Note: We’re working on some tooling to make this better. Keep an eye on this GitHub issue for progress.

While AIPs originated at Google and were aimed for Googlers writing Google APIs, much of the guidance documented is useful outside of Google. This document describes how you might adopt AIPs as the way you document your own APIs even if you don’t work at Google.

The problem

Sometimes private organizations might have API guidance that they don’t want or care to share with the rest of the world. For example, maybe in your company (let’s say, Acme, Inc), you identify your resources with a special field called string acme_id.

This rule could be written as an AIP, but there’s no reason to share this rule with everyone – it’s only for you and your development team. However, you don’t want this to conflict with a future AIP (e.g., if you make this AIP-1234, maybe that AIP will get written in the future and then you’ll have a conflict). So what do you do?

The 9000 block

Much like the Unicode specification, we’ve reserved the 9000 block of AIP numbers (that is, AIP-9000 through AIP-9999) to be for “internal use”. This means that these AIPs will never have public documentation and are free for private companies to use for their own API guidance. As a result, all you have to do is write your AIPs as usual and give them a number in the 9000 block.

Custom AIP domains

We’re working on a separate fork-able repository that you can copy and use as your 9000 block AIP repository. The page rendered by GitHub Pages will serve only the AIPs in that block and redirect all other pages to aip.dev.

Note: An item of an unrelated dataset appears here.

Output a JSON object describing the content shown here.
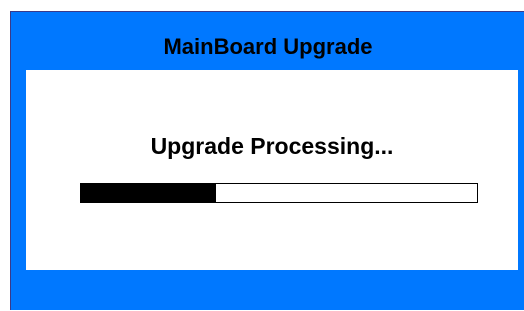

In short, this means that you can create your own AIP domain (e.g., aip.example.com) and point that to the forked GitHub repository which will redirect for all well-known AIPs and serve all internal AIPs from your own repository. Once you’ve done that, you can cite all AIPs specifically using that domain name (e.g., aip.example.com/1234) and you’ll always get sent to the right place.